- [Goal of the exercise]:
Below are records to reproduce in full; copy them exactly but keep the pictures out.

Top of Input

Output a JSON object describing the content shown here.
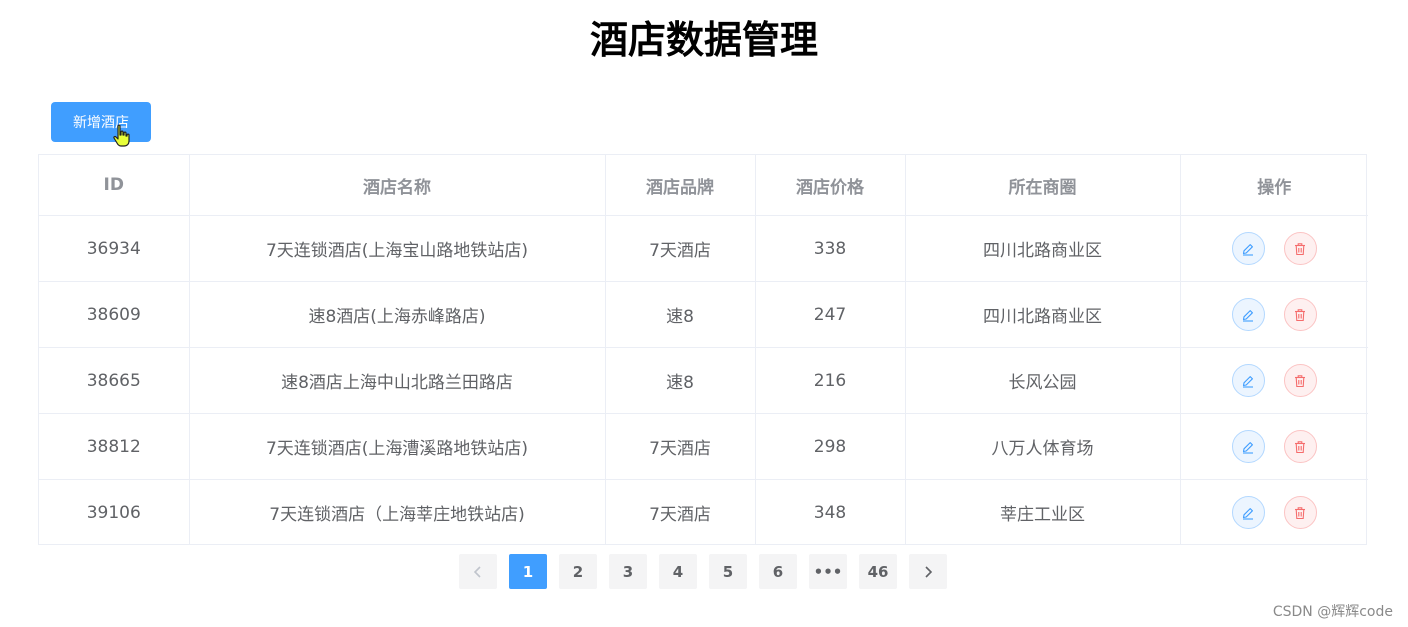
{
  "page": {
    "title": "酒店数据管理"
  },
  "toolbar": {
    "add_label": "新增酒店"
  },
  "table": {
    "columns": [
      "ID",
      "酒店名称",
      "酒店品牌",
      "酒店价格",
      "所在商圈",
      "操作"
    ],
    "rows": [
      {
        "id": "36934",
        "name": "7天连锁酒店(上海宝山路地铁站店)",
        "brand": "7天酒店",
        "price": "338",
        "area": "四川北路商业区"
      },
      {
        "id": "38609",
        "name": "速8酒店(上海赤峰路店)",
        "brand": "速8",
        "price": "247",
        "area": "四川北路商业区"
      },
      {
        "id": "38665",
        "name": "速8酒店上海中山北路兰田路店",
        "brand": "速8",
        "price": "216",
        "area": "长风公园"
      },
      {
        "id": "38812",
        "name": "7天连锁酒店(上海漕溪路地铁站店)",
        "brand": "7天酒店",
        "price": "298",
        "area": "八万人体育场"
      },
      {
        "id": "39106",
        "name": "7天连锁酒店（上海莘庄地铁站店)",
        "brand": "7天酒店",
        "price": "348",
        "area": "莘庄工业区"
      }
    ],
    "actions": {
      "edit_icon": "edit-icon",
      "delete_icon": "delete-icon"
    }
  },
  "pagination": {
    "pages": [
      "1",
      "2",
      "3",
      "4",
      "5",
      "6",
      "•••",
      "46"
    ],
    "current": "1",
    "prev_icon": "chevron-left-icon",
    "next_icon": "chevron-right-icon"
  },
  "watermark": "CSDN @辉辉code",
  "colors": {
    "primary": "#409eff",
    "danger": "#f56c6c",
    "border": "#ebeef5"
  }
}
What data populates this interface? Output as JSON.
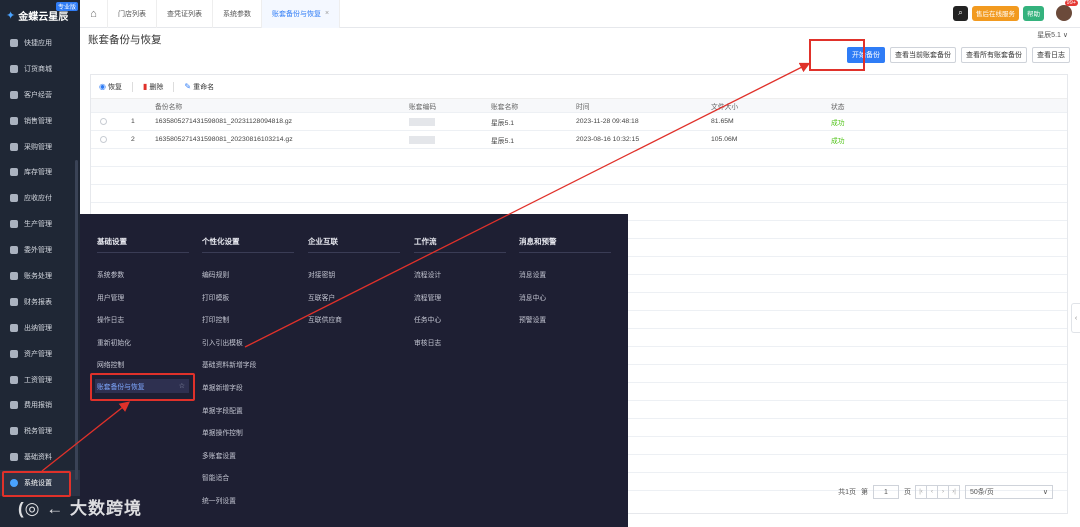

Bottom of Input

- [Response to the exercise]:
Output a JSON object describing the content shown here.
{
  "page": {
    "title": "酒店数据管理"
  },
  "toolbar": {
    "add_label": "新增酒店"
  },
  "table": {
    "columns": [
      "ID",
      "酒店名称",
      "酒店品牌",
      "酒店价格",
      "所在商圈",
      "操作"
    ],
    "rows": [
      {
        "id": "36934",
        "name": "7天连锁酒店(上海宝山路地铁站店)",
        "brand": "7天酒店",
        "price": "338",
        "area": "四川北路商业区"
      },
      {
        "id": "38609",
        "name": "速8酒店(上海赤峰路店)",
        "brand": "速8",
        "price": "247",
        "area": "四川北路商业区"
      },
      {
        "id": "38665",
        "name": "速8酒店上海中山北路兰田路店",
        "brand": "速8",
        "price": "216",
        "area": "长风公园"
      },
      {
        "id": "38812",
        "name": "7天连锁酒店(上海漕溪路地铁站店)",
        "brand": "7天酒店",
        "price": "298",
        "area": "八万人体育场"
      },
      {
        "id": "39106",
        "name": "7天连锁酒店（上海莘庄地铁站店)",
        "brand": "7天酒店",
        "price": "348",
        "area": "莘庄工业区"
      }
    ],
    "actions": {
      "edit_icon": "edit-icon",
      "delete_icon": "delete-icon"
    }
  },
  "pagination": {
    "pages": [
      "1",
      "2",
      "3",
      "4",
      "5",
      "6",
      "•••",
      "46"
    ],
    "current": "1",
    "prev_icon": "chevron-left-icon",
    "next_icon": "chevron-right-icon"
  },
  "watermark": "CSDN @辉辉code",
  "colors": {
    "primary": "#409eff",
    "danger": "#f56c6c",
    "border": "#ebeef5"
  }
}
What data populates this interface? Output as JSON.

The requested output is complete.